"I will never be anorexic," I told myself. Her desire to want to be thin had turned her hideous. I felt so sorry for her, and at age nine I had no understanding of how she had gotten that way.
In high school, two of my girlfriends suffered from eating disorders. One was so anorexic, I confronted her mother about how thin she was becoming. Another friend confided in me that she was taking excessive laxatives to lose weight. At the time, no one in my group knew that was actually bad for your health.
I’m not really sure when my disorder started. My first recollection was freshman year in college. A close friend showed up unannounced at my house and I was in the bathroom vomiting. When I saw him in my living room and acted way too shocked, he asked, “Are you ill or did you just throw up on purpose?” I can’t recall the conversation that followed, but I do remember him holding me tightly while I cried.
My eating disorder, or Ed as I now call it, rears his ugly head from time to time when I start feeling really bad about myself. I hide him really well from friends and family.
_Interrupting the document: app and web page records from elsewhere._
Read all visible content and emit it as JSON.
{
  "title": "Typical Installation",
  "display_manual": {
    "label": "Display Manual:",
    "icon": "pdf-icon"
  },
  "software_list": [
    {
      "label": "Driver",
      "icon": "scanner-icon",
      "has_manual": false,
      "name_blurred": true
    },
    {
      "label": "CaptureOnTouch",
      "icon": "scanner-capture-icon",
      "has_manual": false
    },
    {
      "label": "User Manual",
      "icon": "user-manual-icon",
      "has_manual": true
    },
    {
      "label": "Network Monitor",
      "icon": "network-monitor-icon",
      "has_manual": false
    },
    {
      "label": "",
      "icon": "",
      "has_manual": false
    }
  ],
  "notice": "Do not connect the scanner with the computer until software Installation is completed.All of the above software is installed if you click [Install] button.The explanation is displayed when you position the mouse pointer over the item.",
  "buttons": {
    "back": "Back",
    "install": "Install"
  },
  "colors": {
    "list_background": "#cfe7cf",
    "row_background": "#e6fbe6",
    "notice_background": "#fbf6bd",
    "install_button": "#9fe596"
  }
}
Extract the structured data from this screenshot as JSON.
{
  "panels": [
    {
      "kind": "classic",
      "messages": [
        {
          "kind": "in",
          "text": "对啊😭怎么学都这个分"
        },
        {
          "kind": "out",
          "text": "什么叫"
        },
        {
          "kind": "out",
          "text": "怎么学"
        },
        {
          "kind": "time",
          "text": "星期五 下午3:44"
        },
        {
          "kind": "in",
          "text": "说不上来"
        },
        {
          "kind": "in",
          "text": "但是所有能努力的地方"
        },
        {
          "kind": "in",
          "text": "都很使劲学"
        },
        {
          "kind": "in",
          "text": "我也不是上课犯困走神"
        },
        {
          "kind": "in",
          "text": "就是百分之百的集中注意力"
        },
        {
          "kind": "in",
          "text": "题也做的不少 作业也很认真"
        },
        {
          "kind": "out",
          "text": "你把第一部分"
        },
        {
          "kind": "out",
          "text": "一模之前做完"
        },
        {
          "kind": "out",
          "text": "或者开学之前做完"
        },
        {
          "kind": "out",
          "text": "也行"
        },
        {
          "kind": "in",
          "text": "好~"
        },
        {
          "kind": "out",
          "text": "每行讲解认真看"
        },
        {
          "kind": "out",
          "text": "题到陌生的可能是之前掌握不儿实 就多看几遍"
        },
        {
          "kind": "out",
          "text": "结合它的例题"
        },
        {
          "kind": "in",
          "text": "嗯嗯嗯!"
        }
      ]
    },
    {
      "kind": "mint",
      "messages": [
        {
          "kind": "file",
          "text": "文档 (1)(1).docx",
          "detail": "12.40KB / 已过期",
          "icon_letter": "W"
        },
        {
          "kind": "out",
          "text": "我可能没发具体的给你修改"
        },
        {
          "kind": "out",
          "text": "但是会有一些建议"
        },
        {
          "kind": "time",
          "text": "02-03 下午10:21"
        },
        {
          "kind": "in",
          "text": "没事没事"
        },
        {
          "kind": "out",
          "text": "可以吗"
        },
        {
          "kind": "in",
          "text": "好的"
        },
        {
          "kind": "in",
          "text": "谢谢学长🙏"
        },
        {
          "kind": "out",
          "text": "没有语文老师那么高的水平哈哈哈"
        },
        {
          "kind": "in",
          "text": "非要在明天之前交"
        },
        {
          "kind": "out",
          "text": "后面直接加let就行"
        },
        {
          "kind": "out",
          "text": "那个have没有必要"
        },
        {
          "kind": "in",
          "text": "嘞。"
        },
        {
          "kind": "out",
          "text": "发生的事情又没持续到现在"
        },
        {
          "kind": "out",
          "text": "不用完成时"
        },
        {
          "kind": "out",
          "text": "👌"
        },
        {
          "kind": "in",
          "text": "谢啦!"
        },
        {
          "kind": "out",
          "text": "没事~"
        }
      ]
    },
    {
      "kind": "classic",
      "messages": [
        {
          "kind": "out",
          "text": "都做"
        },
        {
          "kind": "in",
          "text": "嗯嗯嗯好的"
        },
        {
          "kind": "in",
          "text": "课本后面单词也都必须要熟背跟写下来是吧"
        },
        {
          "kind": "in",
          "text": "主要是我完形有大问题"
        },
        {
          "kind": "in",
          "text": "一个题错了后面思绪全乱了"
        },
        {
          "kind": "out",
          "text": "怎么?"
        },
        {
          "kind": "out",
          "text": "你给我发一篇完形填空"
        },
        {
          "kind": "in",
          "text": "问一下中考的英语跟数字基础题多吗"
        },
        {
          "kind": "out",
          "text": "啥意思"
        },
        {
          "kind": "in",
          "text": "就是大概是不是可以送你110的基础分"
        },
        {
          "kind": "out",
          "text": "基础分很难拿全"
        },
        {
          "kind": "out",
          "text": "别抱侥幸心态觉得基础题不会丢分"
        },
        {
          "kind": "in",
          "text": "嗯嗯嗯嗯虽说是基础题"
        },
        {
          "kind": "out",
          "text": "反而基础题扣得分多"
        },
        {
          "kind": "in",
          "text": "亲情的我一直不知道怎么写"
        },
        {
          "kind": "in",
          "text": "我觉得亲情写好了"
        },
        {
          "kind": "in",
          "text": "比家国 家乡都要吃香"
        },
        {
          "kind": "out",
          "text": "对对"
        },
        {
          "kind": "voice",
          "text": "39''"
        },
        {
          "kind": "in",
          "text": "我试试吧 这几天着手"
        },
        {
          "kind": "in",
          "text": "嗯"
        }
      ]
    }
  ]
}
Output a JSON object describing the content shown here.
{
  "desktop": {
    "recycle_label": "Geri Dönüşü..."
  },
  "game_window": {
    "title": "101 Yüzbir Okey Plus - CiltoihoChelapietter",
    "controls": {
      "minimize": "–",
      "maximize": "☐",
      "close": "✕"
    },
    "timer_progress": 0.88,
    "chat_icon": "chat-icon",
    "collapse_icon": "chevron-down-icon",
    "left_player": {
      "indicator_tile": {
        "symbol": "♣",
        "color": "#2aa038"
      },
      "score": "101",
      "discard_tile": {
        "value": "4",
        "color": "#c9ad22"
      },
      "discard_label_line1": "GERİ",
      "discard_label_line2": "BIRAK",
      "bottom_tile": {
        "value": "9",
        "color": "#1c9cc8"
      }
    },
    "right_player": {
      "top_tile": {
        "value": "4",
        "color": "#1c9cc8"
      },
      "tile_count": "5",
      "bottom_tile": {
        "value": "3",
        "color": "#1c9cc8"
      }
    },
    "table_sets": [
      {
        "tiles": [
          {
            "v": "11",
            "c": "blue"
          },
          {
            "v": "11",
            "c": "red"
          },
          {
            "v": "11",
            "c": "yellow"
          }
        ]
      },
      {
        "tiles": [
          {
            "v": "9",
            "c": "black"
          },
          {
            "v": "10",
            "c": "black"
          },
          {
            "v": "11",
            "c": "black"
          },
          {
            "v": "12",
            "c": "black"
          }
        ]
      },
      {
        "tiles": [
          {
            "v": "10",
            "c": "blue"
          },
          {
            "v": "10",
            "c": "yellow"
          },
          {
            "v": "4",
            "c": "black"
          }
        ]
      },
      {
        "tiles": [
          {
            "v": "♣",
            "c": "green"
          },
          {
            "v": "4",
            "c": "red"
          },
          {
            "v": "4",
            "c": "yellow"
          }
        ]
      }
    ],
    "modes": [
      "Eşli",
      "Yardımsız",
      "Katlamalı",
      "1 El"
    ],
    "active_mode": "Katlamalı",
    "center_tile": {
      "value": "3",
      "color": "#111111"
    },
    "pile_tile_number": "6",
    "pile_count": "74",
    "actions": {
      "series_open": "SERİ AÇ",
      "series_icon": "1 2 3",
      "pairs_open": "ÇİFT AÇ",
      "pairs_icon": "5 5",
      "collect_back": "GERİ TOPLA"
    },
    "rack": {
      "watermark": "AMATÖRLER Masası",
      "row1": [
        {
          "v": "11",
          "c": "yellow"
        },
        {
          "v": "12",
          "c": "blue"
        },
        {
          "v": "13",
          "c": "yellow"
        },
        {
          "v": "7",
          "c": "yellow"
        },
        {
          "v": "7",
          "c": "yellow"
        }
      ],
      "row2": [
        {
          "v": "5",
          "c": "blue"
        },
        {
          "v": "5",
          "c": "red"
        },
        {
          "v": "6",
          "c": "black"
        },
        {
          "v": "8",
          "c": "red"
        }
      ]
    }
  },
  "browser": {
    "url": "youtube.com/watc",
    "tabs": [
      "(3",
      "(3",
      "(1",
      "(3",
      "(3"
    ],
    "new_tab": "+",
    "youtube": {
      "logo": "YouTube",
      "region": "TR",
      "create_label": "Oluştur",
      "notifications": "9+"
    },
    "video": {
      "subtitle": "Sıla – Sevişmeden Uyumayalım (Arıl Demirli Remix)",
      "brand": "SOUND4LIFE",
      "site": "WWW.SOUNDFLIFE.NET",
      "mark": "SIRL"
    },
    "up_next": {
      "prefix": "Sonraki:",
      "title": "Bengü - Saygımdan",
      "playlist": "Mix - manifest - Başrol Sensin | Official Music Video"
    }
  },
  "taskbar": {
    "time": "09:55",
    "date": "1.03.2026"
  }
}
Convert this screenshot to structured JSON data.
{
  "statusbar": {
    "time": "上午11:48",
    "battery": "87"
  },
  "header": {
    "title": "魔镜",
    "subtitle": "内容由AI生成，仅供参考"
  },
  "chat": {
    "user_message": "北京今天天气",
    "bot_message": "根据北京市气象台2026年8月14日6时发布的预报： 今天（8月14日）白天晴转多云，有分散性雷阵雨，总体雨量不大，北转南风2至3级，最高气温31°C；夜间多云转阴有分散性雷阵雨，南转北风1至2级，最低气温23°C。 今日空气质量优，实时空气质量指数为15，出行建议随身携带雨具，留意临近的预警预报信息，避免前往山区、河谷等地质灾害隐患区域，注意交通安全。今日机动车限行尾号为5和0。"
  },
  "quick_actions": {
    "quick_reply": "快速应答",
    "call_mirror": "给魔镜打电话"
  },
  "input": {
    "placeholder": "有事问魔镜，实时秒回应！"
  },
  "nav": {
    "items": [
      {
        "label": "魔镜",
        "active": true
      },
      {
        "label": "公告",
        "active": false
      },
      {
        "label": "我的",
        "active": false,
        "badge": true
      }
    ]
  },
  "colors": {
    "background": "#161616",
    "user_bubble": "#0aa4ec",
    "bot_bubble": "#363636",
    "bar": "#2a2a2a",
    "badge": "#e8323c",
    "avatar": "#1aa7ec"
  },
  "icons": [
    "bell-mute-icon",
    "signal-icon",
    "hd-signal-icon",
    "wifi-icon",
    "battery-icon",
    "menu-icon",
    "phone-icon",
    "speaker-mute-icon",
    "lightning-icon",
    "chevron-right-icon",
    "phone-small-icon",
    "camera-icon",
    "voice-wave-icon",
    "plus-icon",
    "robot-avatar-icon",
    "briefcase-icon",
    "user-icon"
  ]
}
Aside from that friend in college, no one else knew about Ed until I was hospitalized in December of 2006. I was so depressed and suicidal, but also taking orders from Ed, so I was placed in the Eating Disorders Unit of Sheppard Pratt Hospital.
For nine days inpatient and 16 days outpatient, I did not use the bathroom without permission, and even then a staff would have to inspect what I did in the toilet before it could be flushed. If patients did not make what staff deemed “ideal” weight in the morning, we were not allowed to take a shower for the day. There was not enough seating in the locked unit for the number of patients, so many of us had to sit on the floor. If we were caught tapping a foot, stretching, or doing anything that could possibly burn a calorie, we were yelled at like misbehaved children. Ed had put me in prison and I cleaned up my act as fast as I could to get out of there. Three friends knew I was hospitalized because I begged them to come visit me in hell. When I hadn’t called my mother in a week, she left a voicemail stating, “If you don’t call me back today, I am calling the police.” So I had to let her in on my secret about Ed too.
No one, including my parents, knew how to talk about Ed. It’s like he’s the white elephant standing in the room. Even today, if I bring Ed up to my parents, they change the subject like it is the most difficult topic in the world to discuss.
If they could ask me about Ed, I would tell them he’s an addiction. Just like smoking, I can’t seem to keep myself away from him. It’s gotten so bad that I beg my boyfriend to go grocery shopping with me so I won’t buy foods I would normally binge on. The nights he doesn’t stay with me are nights that I struggle not to turn to Ed. For me, it’s not so much about the struggle to be thin. It’s the short-lived desire to feel good about eating the food and then the short-lived desire to feel good about getting rid of the food. But afterwards, Ed makes me feel like a horrible, worthless, weak, stupid person who should definitely be able to stop doing this to herself.
For me, Ed is just as bad as depression. They go together and feed off each other to push me further and further down into a dark hole. At least there is medicine for depression. So far as I know, no one’s been able to combat Ed with a pill.
I’m not giving up and I know a few things so far. I know to ask for help because I can’t beat Ed on my own. At age 9, I didn’t want to become my sister and now I’ve almost become her. I don’t want people looking at me the way I did at her when I was a child. I’ve got to stop!